plate 1. Tulip-like Ice Rose detail.
The Ice Rose Gallery
by Joshua Heston
Finely spun threads of ice, wrapped layer upon layer until the forms resemble cold, glistening imitations of roses, tulips, random features like blown glass or ribbon candy, ice roses defy our everyday notions of the world around us: a natural phenomenon like clouds or snow or sleet, forming itself into something like a flower.
And yet, ice roses (or frost flowers) are so easy to overlook. Short-lived and often small, they are the reward of the deeply observant... or those simply in the right place at the right time.
plate 2. Frost flowers may form whenever the soil is still warm — at least warm enough that water has yet to freeze — and the air directly above that particular bit of earth drops below 32°F. The temperature difference (warm below, cold above) creates a pressure change, pulling water from the earth itself in a fine mist.
plate 3. That mist freezes in fine sheets and delicate tracery. The more porous the material from which the water vapor is pulled, the greater the intricacy. Simple shapes often emerge from the soil itself.
plate 4. However, water pulled from complex, porous materials — particularly the dry, fibrous stalk of the winter-killed yellow ironweed (Verbesina alternifolia) — often pours out in twisting garlands of enormous beauty.
plate 5. Some ice clusters ribbon over and over, creating a classic open-rose or peony shape. Others, (below) flow into abstract shapes and patterns, growing more elaborate as long as conditions remain stable — warm soil, cold air.
plate 6. A delicate hush falls over the Ozark forest. All is quiet, save for the occasional call of a crow. A gray afternoon sky saves the ice roses for another hour. The coming weather front has dropped air temperatures suddenly. There is yet mud between the rocks, but the air is a chilled 29°F. The inversion pulls moist air upward, out of the hollers. Light gusts move up the mountain, smelling of snow. And once more the ice roses bloom.

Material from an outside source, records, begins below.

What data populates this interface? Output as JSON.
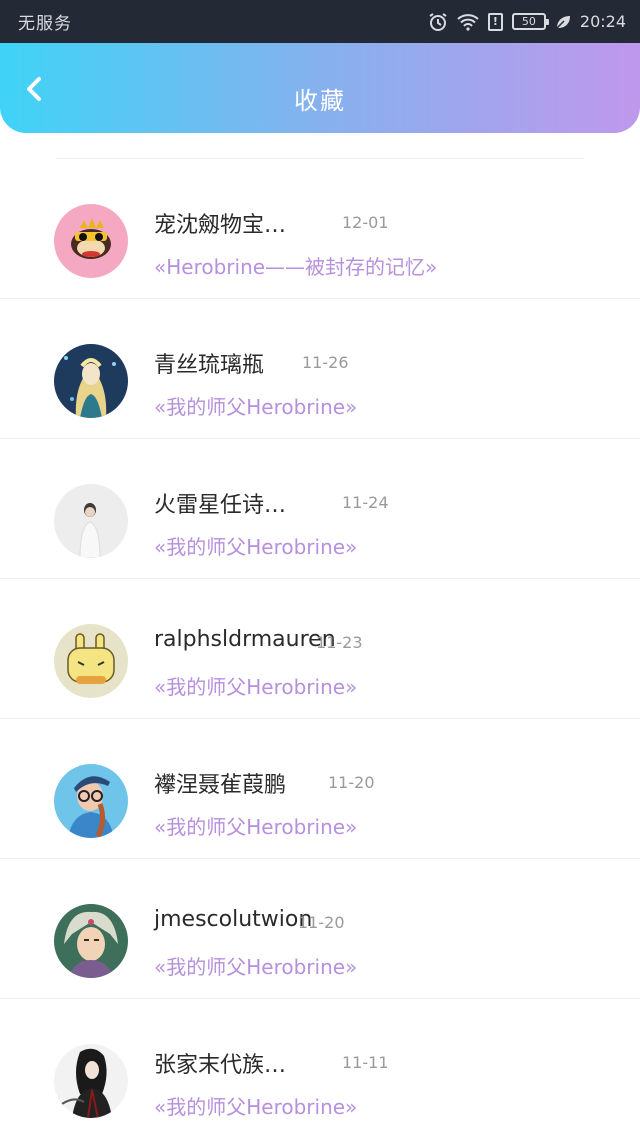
{
  "status_bar": {
    "carrier": "无服务",
    "battery": "50",
    "time": "20:24",
    "icons": [
      "alarm-icon",
      "wifi-icon",
      "sim-alert-icon",
      "battery-icon",
      "leaf-icon"
    ]
  },
  "header": {
    "title": "收藏",
    "back_icon": "chevron-left-icon",
    "gradient": [
      "#3fd3f7",
      "#86b1ee",
      "#bf98ec"
    ]
  },
  "items": [
    {
      "name": "宠沈劔物宝…",
      "date": "12-01",
      "work": "«Herobrine——被封存的记忆»",
      "avatar": "monkey-cartoon-avatar"
    },
    {
      "name": "青丝琉璃瓶",
      "date": "11-26",
      "work": "«我的师父Herobrine»",
      "avatar": "anime-girl-avatar"
    },
    {
      "name": "火雷星任诗…",
      "date": "11-24",
      "work": "«我的师父Herobrine»",
      "avatar": "person-white-avatar"
    },
    {
      "name": "ralphsldrmauren",
      "date": "11-23",
      "work": "«我的师父Herobrine»",
      "avatar": "bunny-cartoon-avatar"
    },
    {
      "name": "襻涅聂雈葭鹏",
      "date": "11-20",
      "work": "«我的师父Herobrine»",
      "avatar": "girl-glasses-avatar"
    },
    {
      "name": "jmescolutwion",
      "date": "11-20",
      "work": "«我的师父Herobrine»",
      "avatar": "anime-boy-avatar"
    },
    {
      "name": "张家末代族…",
      "date": "11-11",
      "work": "«我的师父Herobrine»",
      "avatar": "dark-warrior-avatar"
    }
  ],
  "colors": {
    "status_bar_bg": "#232a36",
    "work_title": "#b690dd",
    "date": "#9a9a9a",
    "name": "#2a2a2a"
  }
}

Ice Rose Gallery: State of the Ozarks
All photo credits: J. Heston. Location: Mincy-Drury Conservation Area, Taney County, Missouri • SOTO © Archive. 12/15/08